For weeks, I hoped for closure and when I realized he was not going to give that to me, I learned to move on alone. I sought answers to questions I couldn’t ask him. I learned how to walk without turning around every few seconds to see if he finally came back. I was breathing again. Living again. Why was he doing this now? Whatever happened to letting sleeping dogs lie?

“I’m not rushing you. I know it’s going to take some time. I just think that it’s time for us to be friends again.”

“You’re so unfair!” I snapped. So much for acting cool.You decided when we started seeing each other. You decided that we were exclusively dating.

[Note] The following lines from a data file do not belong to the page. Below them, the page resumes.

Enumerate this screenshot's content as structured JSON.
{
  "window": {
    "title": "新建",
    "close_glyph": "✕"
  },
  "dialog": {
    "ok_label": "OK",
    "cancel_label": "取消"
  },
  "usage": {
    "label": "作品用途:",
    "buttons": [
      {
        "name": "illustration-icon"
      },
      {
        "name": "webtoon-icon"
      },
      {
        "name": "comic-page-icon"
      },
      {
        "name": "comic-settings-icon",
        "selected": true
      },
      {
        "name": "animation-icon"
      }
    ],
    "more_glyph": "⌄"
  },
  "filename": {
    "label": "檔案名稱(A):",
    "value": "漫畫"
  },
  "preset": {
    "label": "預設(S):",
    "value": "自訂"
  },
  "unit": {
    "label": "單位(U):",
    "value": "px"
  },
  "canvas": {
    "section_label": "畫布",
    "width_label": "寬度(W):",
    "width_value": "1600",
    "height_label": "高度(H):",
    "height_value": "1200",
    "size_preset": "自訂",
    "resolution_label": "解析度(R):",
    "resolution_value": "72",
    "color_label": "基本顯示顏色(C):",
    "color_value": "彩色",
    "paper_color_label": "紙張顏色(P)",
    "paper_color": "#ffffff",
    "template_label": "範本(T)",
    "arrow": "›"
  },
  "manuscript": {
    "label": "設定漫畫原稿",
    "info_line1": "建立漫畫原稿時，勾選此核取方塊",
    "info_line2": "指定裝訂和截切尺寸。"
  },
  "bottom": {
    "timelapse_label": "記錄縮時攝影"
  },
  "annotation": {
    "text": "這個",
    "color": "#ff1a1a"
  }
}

You decided that we shouldn’t see each other again. And now, now you’re telling me you finally decided it’s ‘time for us to be friends again’? Sorry but I have no use for your friendship.”

“I’m sorry,” he said. It would’ve made a world of difference six weeks ago but now that the fire’s out, this cup of water seemed more like a cruel joke. We managed to end the night without too much drama. We settled the bill and carpool plans were made. I thought we both understood that we didn’t have anything left to rebuild a friendship. I was wrong.

“Can I hold you?” L asked. We were standing right at the corner of Makati Avenue and Pasay Road waiting for a cab.

“No.” I answered.

“Please? I missed you. Can I hug you?”

“Why are you doing this? Haven’t you hurt me enough?” I looked him straight in the eye just so he could see how angry I was.

“I’m sorry. I’m sorry.” he said over and over again. He threw his arms around me and started to cry. I tensed up. I could feel his warm tears on my shoulder. Suddenly, everything- from the time we met, the time we fell in love, to the time we fell apart came rushing in. It felt like a massive wind suddenly entered and left my body in such a rush that if I did not hold on to something, I would fly away. I hugged him back and he sobbed louder.

“I’m sorry, okay? I missed you. You say you’re not the same person because of what happened to us. I’m not the same person either. I’m sorry I hurt you but you hurt me too.” It was then that I realized this was not the same L I met nor was this the L I was arguing with mere minutes before. This was an honest L, a wounded L and I couldn’t help but feel guilty that I had somehow caused this change.

I once heard of a strange animal (whose name escapes me now) who poisons himself right after he is captured. Funny how I should conjure this memory right at that exact moment. Like poison running its course through my body, I killed myself with four simple words.

“Can we start over?”

I pulled away from our embrace and saw the indecision in his eyes. Despite all my best efforts, he still managed to do the one thing I swore I would never let him do again- deny me. I looked away, hailed a cab and swore I would never look back.

Can we start over? It's a stupid question. It disguises itself as a simple solution- the universal do-over. But once you peel away all the layers of things we keep and things we show, it exposes its ugly head.

Photo Credit: The Hungry Cyclist


Sara Bareilles
City
Little Voice